Few concert programmes can feature such different works based on the same inspiration, but the BBC Philharmonic managed the intricacies of Bach and the grandeur of Bruckner with great success. The biggest tragedy of the evening was the audience: the whole top tier of seating was closed, and the stalls were barely half full.

On his appointment as Kantor of the Leipzig Thomaskirche in 1723, J.S. Bach immediately set about writing cantatas to be performed either side of sermons. He did so at an astonishing rate, producing some thirty in that year alone. The seventh, Herz und Mund und Tat und Leben (“Heart and voice and deed and life”) was heard tonight with a quartet of fine soloists and the Manchester Chamber Choir.

For an orchestra which plays relatively little Bach, there was a very convincing lightness and fluidity in the music. Two particularly pleasing facets of this were the continuo and trumpet playing. The organ and harpsichord provided unobtrusive accompaniment throughout, the former very careful and perfectly blended to the orchestra and choir. The trumpet playing, by contrast, was wonderfully nimble, navigating semiquaver passages with the ease of a violinist.

Of the four soloists, soprano Julia Doyle and countertenor Robin Blaze were the most striking. Doyle’s control at high pitches was superb in her aria, and her interaction with guest leader Daniel Bell showed a touching mutual willingness to listen and adapt. In the alto aria, Blaze treated consonants with exquisite softness, particularly effective when singing of “the presence of the Father”. The Manchester Chamber Choir took a few moments to settle initially, before providing a warm and solid choral sound. A smaller chorus might have been helpful in matching the lightness of the orchestra, and they could have afforded greater articulation in places, but they sang with smiles and closed the work with a touching chorale, “Jesus remains my joy”.

In contrast to Bach’s quick production of Leipzig cantatas, Anton Bruckner took nine years to write three quarters of his final symphony, the final movement lying unfinished at his death. Its dedication, to “dem lieben Gott”, signalled the composer’s designs towards a grand expression of faith. In this reading Juanjo Mena effectively balanced tension and heroism in a very well-structured and satisfying performance.

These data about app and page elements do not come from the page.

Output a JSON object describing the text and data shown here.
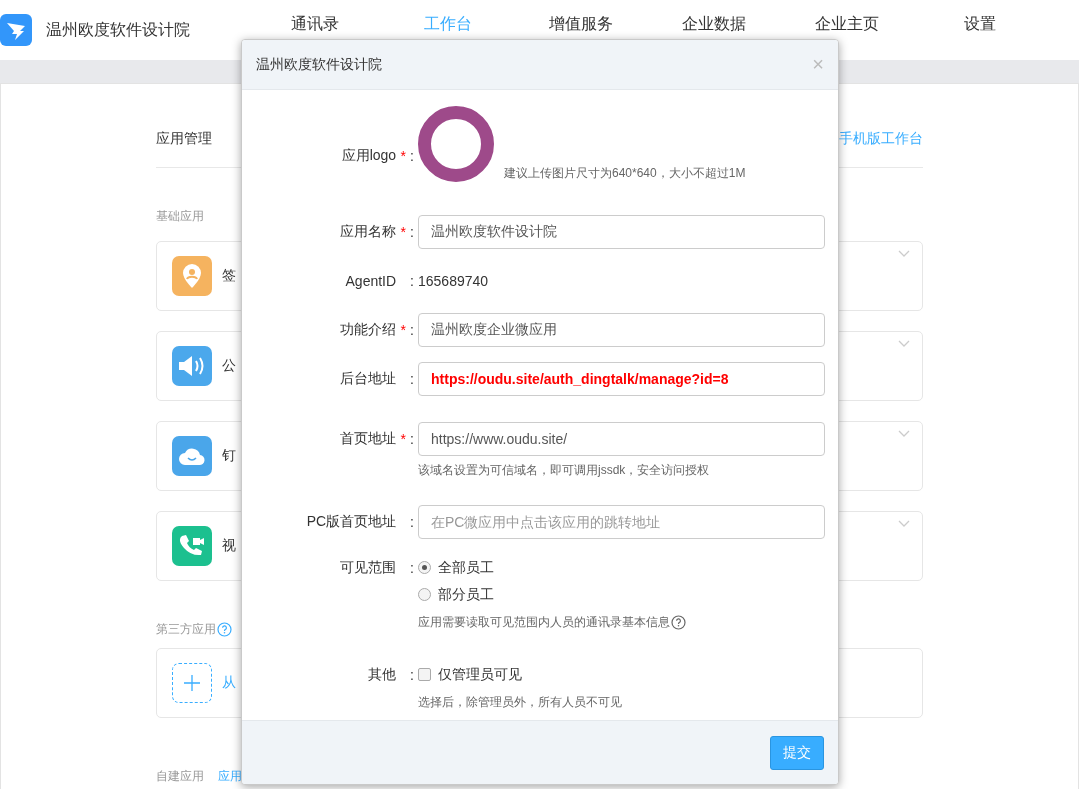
{
  "header": {
    "brand": "温州欧度软件设计院",
    "nav": [
      {
        "label": "通讯录",
        "selected": false
      },
      {
        "label": "工作台",
        "selected": true
      },
      {
        "label": "增值服务",
        "selected": false
      },
      {
        "label": "企业数据",
        "selected": false
      },
      {
        "label": "企业主页",
        "selected": false
      },
      {
        "label": "设置",
        "selected": false
      }
    ]
  },
  "page": {
    "title": "应用管理",
    "mobile_link": "手机版工作台",
    "basic_section": "基础应用",
    "basic_apps": [
      {
        "name": "签",
        "kind": "pin",
        "color": "#f5b35f"
      },
      {
        "name": "公",
        "kind": "speaker",
        "color": "#4ba8ec"
      },
      {
        "name": "钉",
        "kind": "cloud",
        "color": "#4aa6ea"
      },
      {
        "name": "视",
        "kind": "phone",
        "color": "#1cc08f"
      }
    ],
    "third_party_section": "第三方应用",
    "add_label": "从",
    "custom_section": "自建应用",
    "custom_link": "应用"
  },
  "dialog": {
    "title": "温州欧度软件设计院",
    "close": "×",
    "required_mark": "*",
    "colon": ":",
    "rows": [
      {
        "kind": "logo",
        "label": "应用logo",
        "required": true,
        "hint": "建议上传图片尺寸为640*640，大小不超过1M"
      },
      {
        "kind": "input",
        "label": "应用名称",
        "required": true,
        "value": "温州欧度软件设计院"
      },
      {
        "kind": "text",
        "label": "AgentID",
        "required": false,
        "value": "165689740"
      },
      {
        "kind": "input",
        "label": "功能介绍",
        "required": true,
        "value": "温州欧度企业微应用"
      },
      {
        "kind": "input",
        "label": "后台地址",
        "required": false,
        "value": "https://oudu.site/auth_dingtalk/manage?id=8",
        "highlighted": true
      },
      {
        "kind": "input",
        "label": "首页地址",
        "required": true,
        "value": "https://www.oudu.site/",
        "hint": "该域名设置为可信域名，即可调用jssdk，安全访问授权"
      },
      {
        "kind": "input",
        "label": "PC版首页地址",
        "required": false,
        "placeholder": "在PC微应用中点击该应用的跳转地址"
      },
      {
        "kind": "radio",
        "label": "可见范围",
        "required": false,
        "options": [
          {
            "label": "全部员工",
            "selected": true
          },
          {
            "label": "部分员工",
            "selected": false
          }
        ],
        "hint": "应用需要读取可见范围内人员的通讯录基本信息",
        "help": true
      },
      {
        "kind": "checkbox",
        "label": "其他",
        "required": false,
        "option": {
          "label": "仅管理员可见",
          "checked": false
        },
        "hint": "选择后，除管理员外，所有人员不可见"
      }
    ],
    "submit": "提交"
  }
}
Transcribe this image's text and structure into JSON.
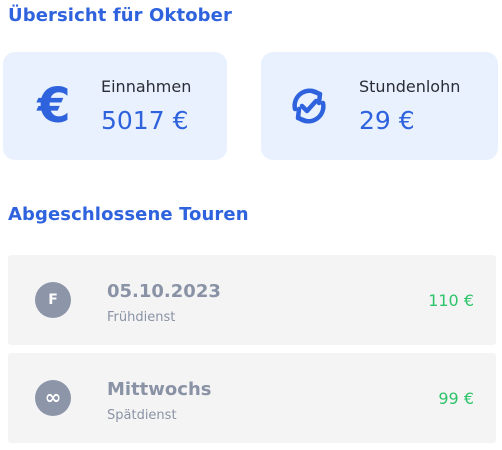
{
  "overview": {
    "title": "Übersicht für Oktober",
    "income": {
      "icon": "euro-icon",
      "label": "Einnahmen",
      "value": "5017 €"
    },
    "hourly_wage": {
      "icon": "sync-check-icon",
      "label": "Stundenlohn",
      "value": "29 €"
    }
  },
  "tours": {
    "title": "Abgeschlossene Touren",
    "items": [
      {
        "avatar": "F",
        "title": "05.10.2023",
        "subtitle": "Frühdienst",
        "amount": "110 €"
      },
      {
        "avatar": "∞",
        "title": "Mittwochs",
        "subtitle": "Spätdienst",
        "amount": "99 €"
      }
    ]
  },
  "colors": {
    "accent": "#2f63de",
    "card_background": "#e9f1fe",
    "row_background": "#f4f4f5",
    "avatar": "#8d96a8",
    "muted_text": "#8a93a5",
    "amount": "#2ec46a"
  }
}
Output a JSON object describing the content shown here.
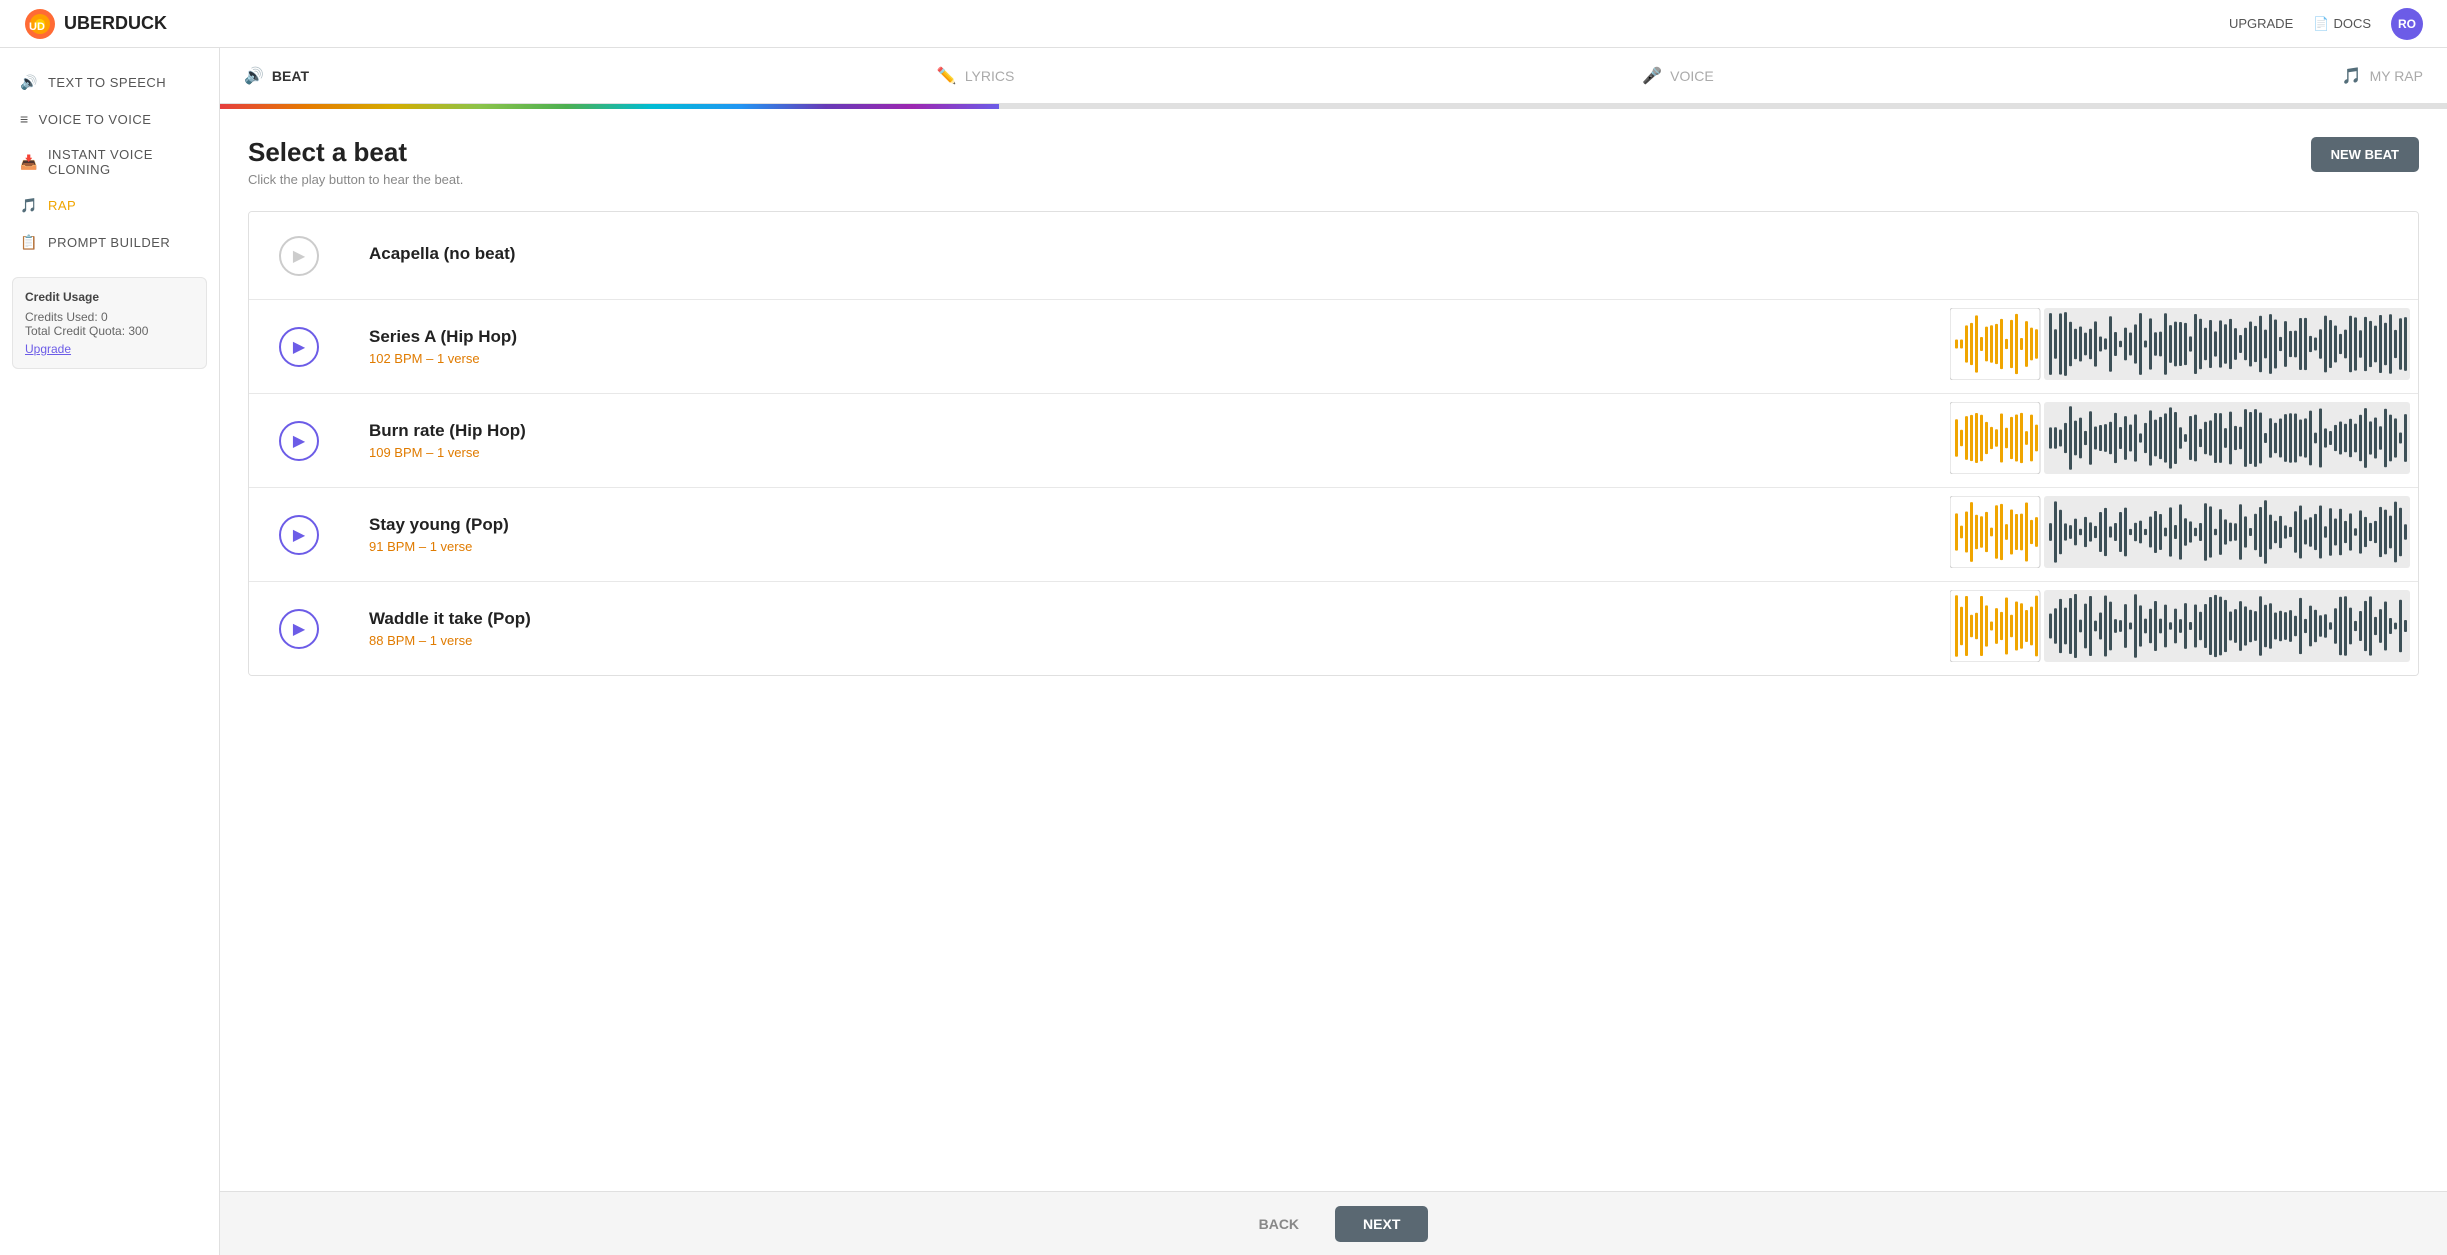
{
  "header": {
    "logo_text": "UBERDUCK",
    "upgrade_label": "UPGRADE",
    "docs_label": "DOCS",
    "avatar_initials": "RO"
  },
  "sidebar": {
    "items": [
      {
        "id": "text-to-speech",
        "label": "TEXT TO SPEECH",
        "icon": "🔊",
        "active": false
      },
      {
        "id": "voice-to-voice",
        "label": "VOICE TO VOICE",
        "icon": "≡",
        "active": false
      },
      {
        "id": "instant-voice-cloning",
        "label": "INSTANT VOICE CLONING",
        "icon": "📥",
        "active": false
      },
      {
        "id": "rap",
        "label": "RAP",
        "icon": "🎵",
        "active": true
      },
      {
        "id": "prompt-builder",
        "label": "PROMPT BUILDER",
        "icon": "📋",
        "active": false
      }
    ],
    "credit_usage": {
      "title": "Credit Usage",
      "credits_used_label": "Credits Used: 0",
      "total_quota_label": "Total Credit Quota: 300",
      "upgrade_label": "Upgrade"
    }
  },
  "steps": [
    {
      "id": "beat",
      "label": "BEAT",
      "icon": "🔊",
      "active": true
    },
    {
      "id": "lyrics",
      "label": "LYRICS",
      "icon": "✏️",
      "active": false
    },
    {
      "id": "voice",
      "label": "VOICE",
      "icon": "🎤",
      "active": false
    },
    {
      "id": "my-rap",
      "label": "MY RAP",
      "icon": "🎵",
      "active": false
    }
  ],
  "progress_percent": 35,
  "content": {
    "title": "Select a beat",
    "subtitle": "Click the play button to hear the beat.",
    "new_beat_label": "NEW BEAT"
  },
  "beats": [
    {
      "id": "acapella",
      "name": "Acapella (no beat)",
      "bpm": null,
      "verses": null,
      "has_wave": false
    },
    {
      "id": "series-a",
      "name": "Series A (Hip Hop)",
      "bpm": "102 BPM",
      "separator": "–",
      "verses": "1 verse",
      "has_wave": true
    },
    {
      "id": "burn-rate",
      "name": "Burn rate (Hip Hop)",
      "bpm": "109 BPM",
      "separator": "–",
      "verses": "1 verse",
      "has_wave": true
    },
    {
      "id": "stay-young",
      "name": "Stay young (Pop)",
      "bpm": "91 BPM",
      "separator": "–",
      "verses": "1 verse",
      "has_wave": true
    },
    {
      "id": "waddle-it-take",
      "name": "Waddle it take (Pop)",
      "bpm": "88 BPM",
      "separator": "–",
      "verses": "1 verse",
      "has_wave": true
    }
  ],
  "footer": {
    "back_label": "BACK",
    "next_label": "NEXT"
  }
}
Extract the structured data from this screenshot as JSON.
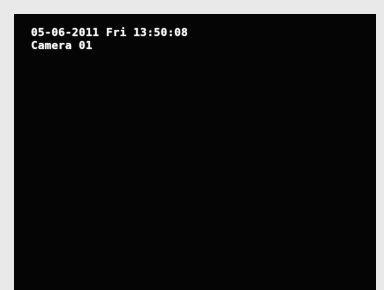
{
  "overlay": {
    "timestamp": "05-06-2011 Fri 13:50:08",
    "camera_name": "Camera 01"
  },
  "colors": {
    "background": "#e9e9e9",
    "video_black": "#050505",
    "osd_text": "#f4f4f4"
  }
}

Tempi were steady throughout, mostly unfussily conducted in minims in the slow movements, which gave the whole work an underlying sense of spaciousness. This was a slow-burning performance with few sharp edges, eschewing sudden changes in direction and therefore carrying tremendous weight. In several places, Mena’s building of tension in soft string passages was superbly paced, emerging into brass resolution with a well-deserved sense of climax.

In contrast to the outer movements, where Mena’s broad, even vague beating gave such a sense of space, he conducted with great intensity and weight in the Scherzo, drawing pounding, claustrophobic playing from the orchestra. The central trio was clear and light, punctuated by ferocious timpani playing, before a return to hammering triple time. The subsequent opening of the third movement found an airiness in the dissonant harmonies which worked very well to redeem and pull the music away from the second movement’s relentless intensity.

Though not a technically flawless performance, with occasional slips in coordination and tuning, the orchestral playing was mostly very good. The nine horns were undoubtedly the highlight. Solos throughout the section were all well played, and interactions with other sections were attentive and modest. They blended beautifully with the strings’ luxuriously rich legato in the first movement, and they led a wonderfully glowing crescendo towards the final brass climax in the third, after some gloriously soft playing from the Wagner tuba quartet. The final chord of the piece was capped by an unwavering, sustained high B in the horns, and they greatly deserved their bow.